Bayern Munich have only played 13 Bundesliga fixtures this season, but they have scored four or more goals in half of them. Julian Nagelsmann’s team have claimed emphatic wins over Hertha Berlin (5-0), RB Leipzig (4-1), Bochum (7-0), Bayer Leverkusen (5-1), Hoffenheim (4-0) and Union Berlin (5-2), making them the top scorers (41 goals in 12 games) in the German top flight by some distance.
However, the points distance between the Bavarians in top spot and Borussia Dortmund in second place isn’t so great, with just one point separating the two rivals. Bayern Munich have been so dominant in so many matches that it feels somewhat surprising that they don’t have a bigger advantage at the top of the table.
For all that Bayern Munich have caught the eye with some of their attacking play, their defence has been vulnerable at times. This was certainly the case as the defending German champions suffered a 2-1 defeat to Augsburg and in the shock home loss to Eintracht Frankfurt in early October.
This has opened the door for Dortmund to mount an unlikely title challenge despite concerns over inconstancy at the Westfalenstadion.

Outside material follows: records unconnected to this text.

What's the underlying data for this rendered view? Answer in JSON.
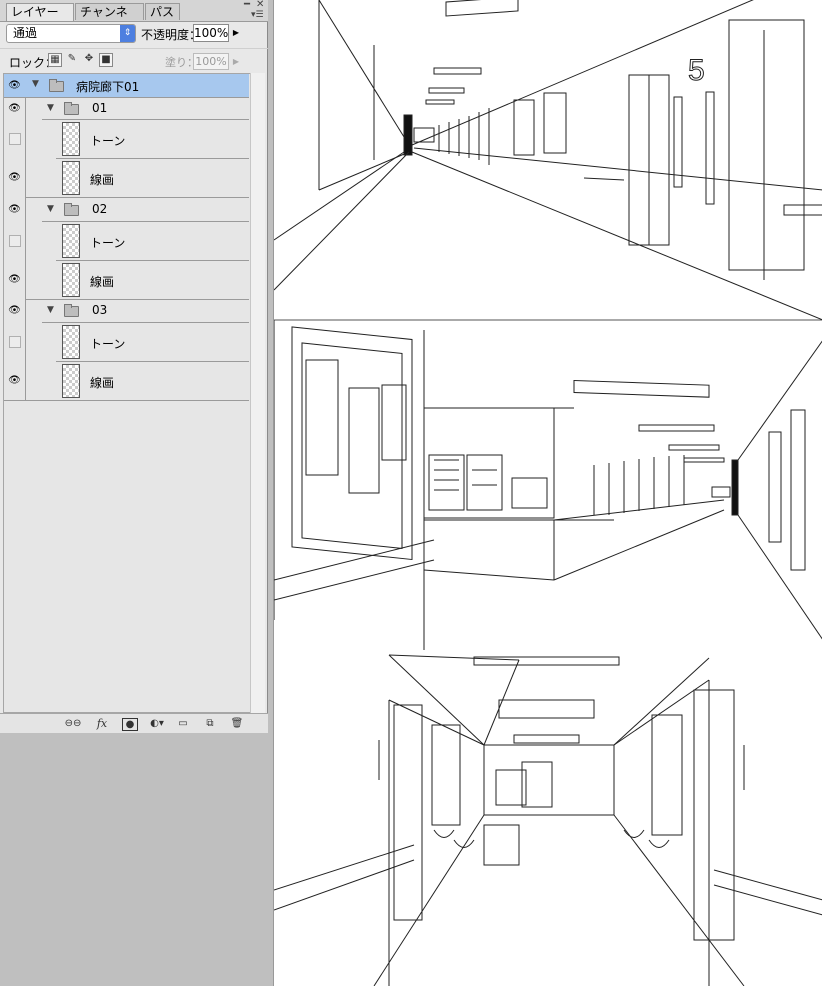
{
  "tabs": [
    {
      "label": "レイヤー",
      "close": "×"
    },
    {
      "label": "チャンネル"
    },
    {
      "label": "パス"
    }
  ],
  "blend_mode": "通過",
  "opacity": {
    "label": "不透明度：",
    "value": "100%"
  },
  "lock": {
    "label": "ロック："
  },
  "fill": {
    "label": "塗り：",
    "value": "100%"
  },
  "layers": [
    {
      "name": "病院廊下01",
      "type": "group",
      "visible": true,
      "selected": true,
      "level": 0
    },
    {
      "name": "01",
      "type": "group",
      "visible": true,
      "level": 1
    },
    {
      "name": "トーン",
      "type": "layer",
      "visible": false,
      "level": 2
    },
    {
      "name": "線画",
      "type": "layer",
      "visible": true,
      "level": 2
    },
    {
      "name": "02",
      "type": "group",
      "visible": true,
      "level": 1
    },
    {
      "name": "トーン",
      "type": "layer",
      "visible": false,
      "level": 2
    },
    {
      "name": "線画",
      "type": "layer",
      "visible": true,
      "level": 2
    },
    {
      "name": "03",
      "type": "group",
      "visible": true,
      "level": 1
    },
    {
      "name": "トーン",
      "type": "layer",
      "visible": false,
      "level": 2
    },
    {
      "name": "線画",
      "type": "layer",
      "visible": true,
      "level": 2
    }
  ],
  "bottom_icons": [
    "link-icon",
    "fx-icon",
    "mask-icon",
    "adjustment-icon",
    "new-group-icon",
    "new-layer-icon",
    "trash-icon"
  ],
  "bottom_labels": {
    "fx": "fx"
  },
  "sign_number": "5"
}
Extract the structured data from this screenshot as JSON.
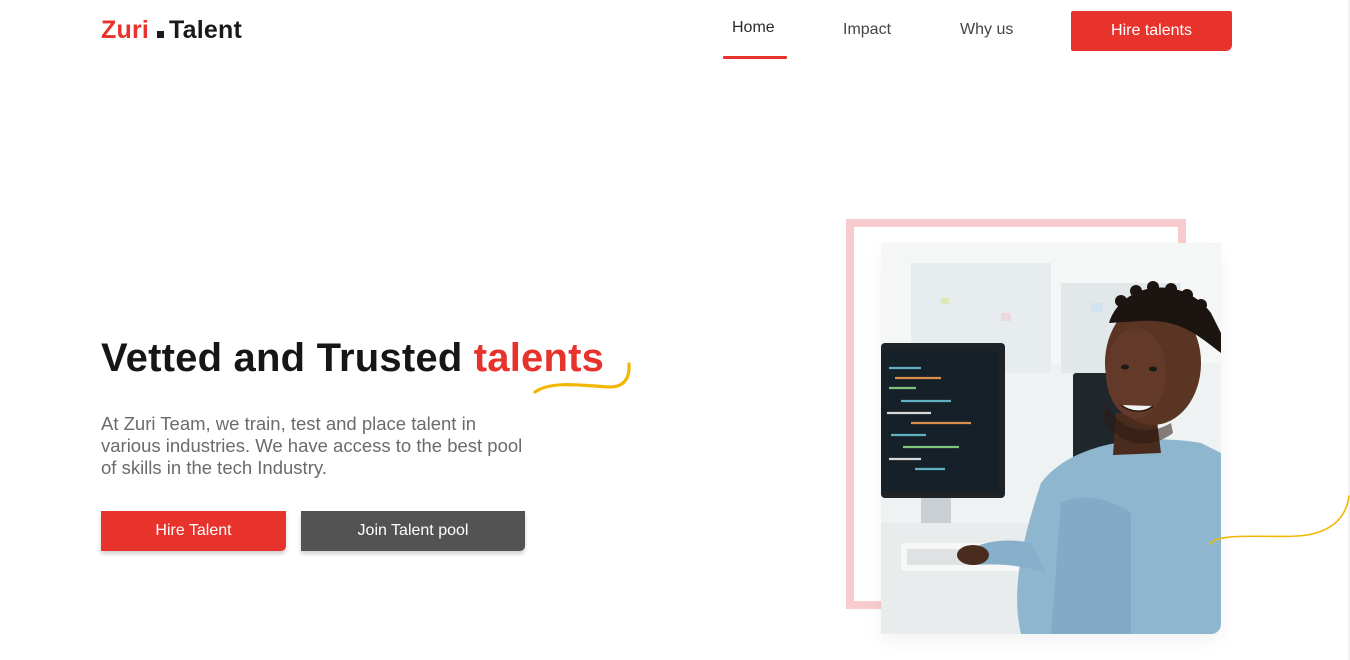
{
  "header": {
    "logo": {
      "part1": "Zuri",
      "part2": "Talent"
    },
    "nav": [
      {
        "label": "Home",
        "active": true
      },
      {
        "label": "Impact",
        "active": false
      },
      {
        "label": "Why us",
        "active": false
      }
    ],
    "cta_label": "Hire talents"
  },
  "hero": {
    "title_main": "Vetted and Trusted",
    "title_accent": "talents",
    "description": "At Zuri Team, we train, test and place talent in various industries. We have access to the best pool of skills in the tech Industry.",
    "primary_button": "Hire Talent",
    "secondary_button": "Join Talent pool"
  },
  "colors": {
    "brand_red": "#e8322c",
    "dark_button": "#535353",
    "accent_yellow": "#f2b705",
    "frame_pink": "#f8cccc",
    "text_dark": "#161616",
    "text_muted": "#6b6b6b"
  },
  "icons": {
    "logo_mark": "square-dot",
    "title_underline": "squiggle-underline",
    "decor_curve": "decorative-curve"
  }
}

Marco Rose’s team are in the midst of a transition with Erling Haaland also sidelined through injury for the rest of the year, yet they are still hanging on to the coat tails of their fiercest rivals.
If the current pattern continues over the course of the full season, there will be a title race at the top of the Bundesliga for the first time in a number of years. The number of emphatic victories produced by Bayern Munich will only count for so much if they trip over their only feet every so often, as they have done with defeats to Eintracht Frankfurt and Augsburg.
And yet there remains a sense that Bayern Munich will accelerate away from the rest of the competition as they tend to do. Next month’s match against Borussia Dortmund will give them the chance to open up a wider gap at the top of the Bundesliga. Defeat, however, would raise some questions about Nagelsmann’s side.
As recently as last month, there was a debate within German soccer over the damage Bayern Munich’s dominance was doing to the Bundesliga. A top-of-the-table clash between the Bavarians and Bayer Leverkusen resulted in the defending champions scoring five, making a mockery of the idea that the title could end up anywhere other than the Allianz Arena this season.
With RB Leipzig in a fallow year following the departure of Nagelsmann at the end of last season and Rose still getting his feet under the desk at Dortmund, it seemed unlikely that Bayern Munich would be challenged for a 10th straight Bundesliga title. They remain the favourites, but there have been some cracks in their recent performances.
At RB Leipzig, Nagelsmann used a back three to keep his side strong in defence when the wing backs were given so much freedom to get forward. Now at Bayern Munich, he still likes his wide defenders to offer width and provide an attacking outlet (see Alphonso Davies), but has stuck with a back four which sometimes leaves the Bavarians vulnerable.
Nagelsmann could shift his side into a back three to address this, but the result could stifle Bayern Munich in the final third where they do their best work. Kingsley Coman or Serge Gnabry are flexible enough to be utilised in the right wing back position to keep them in the team. However, there's a balance to the side that Nagelsmann runs the risk of disrupting.
Dortmund’s challenge could be turbo-charged by the return of Haaland. The Norwegian had scored nine goals in just six Bundesliga appearances before injury sidelined him. His firepower could be enough to push Rose’s team ahead of Bayern Munich. It’s somewhat impressive that Dortmund have managed to stay this close to their rivals without their best player and top scorer.
There’s no doubting Bayern Munich boast the strongest and deepest squad in German football right now. At their best, they are better than any other side in the Bundesliga. They might even be the best team in Europe on their day, with Nagelsmann one of the sharpest tactical thinkers around. But their lapses are mounting and there are only so many that can be absorbed before a genuine title race is called at the top of the Bundesliga table.